Problem details: Down to the last line, reproduce the records exactly.

Given entries:

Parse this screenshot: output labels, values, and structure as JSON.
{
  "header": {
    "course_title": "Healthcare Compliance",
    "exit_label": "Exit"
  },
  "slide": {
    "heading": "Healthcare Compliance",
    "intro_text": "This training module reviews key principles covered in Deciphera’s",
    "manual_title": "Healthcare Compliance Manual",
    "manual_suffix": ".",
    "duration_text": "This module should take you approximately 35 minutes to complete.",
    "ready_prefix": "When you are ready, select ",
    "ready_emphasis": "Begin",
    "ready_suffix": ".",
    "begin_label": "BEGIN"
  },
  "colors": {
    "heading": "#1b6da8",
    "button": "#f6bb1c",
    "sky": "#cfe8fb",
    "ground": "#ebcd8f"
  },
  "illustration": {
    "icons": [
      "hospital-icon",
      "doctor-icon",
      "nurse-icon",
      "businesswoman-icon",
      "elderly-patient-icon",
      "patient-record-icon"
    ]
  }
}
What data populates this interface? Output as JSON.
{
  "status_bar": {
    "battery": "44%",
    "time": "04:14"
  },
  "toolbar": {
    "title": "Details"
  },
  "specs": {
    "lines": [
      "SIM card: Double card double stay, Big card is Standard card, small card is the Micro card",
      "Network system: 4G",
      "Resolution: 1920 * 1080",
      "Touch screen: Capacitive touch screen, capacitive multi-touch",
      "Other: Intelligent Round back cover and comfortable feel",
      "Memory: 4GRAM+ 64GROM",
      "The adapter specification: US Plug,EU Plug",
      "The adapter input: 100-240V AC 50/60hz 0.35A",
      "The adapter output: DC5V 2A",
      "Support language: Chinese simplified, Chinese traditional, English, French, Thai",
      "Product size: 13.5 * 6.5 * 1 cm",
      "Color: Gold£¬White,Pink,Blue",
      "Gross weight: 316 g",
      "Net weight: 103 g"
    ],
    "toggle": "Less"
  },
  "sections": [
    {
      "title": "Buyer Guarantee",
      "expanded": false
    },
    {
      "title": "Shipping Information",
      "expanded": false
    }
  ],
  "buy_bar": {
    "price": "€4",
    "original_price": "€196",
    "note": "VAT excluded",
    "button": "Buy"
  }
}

Finished task:
Parse this screenshot: output labels, values, and structure as JSON.
{
  "header": {
    "course_title": "Healthcare Compliance",
    "exit_label": "Exit"
  },
  "slide": {
    "heading": "Healthcare Compliance",
    "intro_text": "This training module reviews key principles covered in Deciphera’s",
    "manual_title": "Healthcare Compliance Manual",
    "manual_suffix": ".",
    "duration_text": "This module should take you approximately 35 minutes to complete.",
    "ready_prefix": "When you are ready, select ",
    "ready_emphasis": "Begin",
    "ready_suffix": ".",
    "begin_label": "BEGIN"
  },
  "colors": {
    "heading": "#1b6da8",
    "button": "#f6bb1c",
    "sky": "#cfe8fb",
    "ground": "#ebcd8f"
  },
  "illustration": {
    "icons": [
      "hospital-icon",
      "doctor-icon",
      "nurse-icon",
      "businesswoman-icon",
      "elderly-patient-icon",
      "patient-record-icon"
    ]
  }
}
What data populates this interface? Output as JSON.
{
  "status_bar": {
    "battery": "44%",
    "time": "04:14"
  },
  "toolbar": {
    "title": "Details"
  },
  "specs": {
    "lines": [
      "SIM card: Double card double stay, Big card is Standard card, small card is the Micro card",
      "Network system: 4G",
      "Resolution: 1920 * 1080",
      "Touch screen: Capacitive touch screen, capacitive multi-touch",
      "Other: Intelligent Round back cover and comfortable feel",
      "Memory: 4GRAM+ 64GROM",
      "The adapter specification: US Plug,EU Plug",
      "The adapter input: 100-240V AC 50/60hz 0.35A",
      "The adapter output: DC5V 2A",
      "Support language: Chinese simplified, Chinese traditional, English, French, Thai",
      "Product size: 13.5 * 6.5 * 1 cm",
      "Color: Gold£¬White,Pink,Blue",
      "Gross weight: 316 g",
      "Net weight: 103 g"
    ],
    "toggle": "Less"
  },
  "sections": [
    {
      "title": "Buyer Guarantee",
      "expanded": false
    },
    {
      "title": "Shipping Information",
      "expanded": false
    }
  ],
  "buy_bar": {
    "price": "€4",
    "original_price": "€196",
    "note": "VAT excluded",
    "button": "Buy"
  }
}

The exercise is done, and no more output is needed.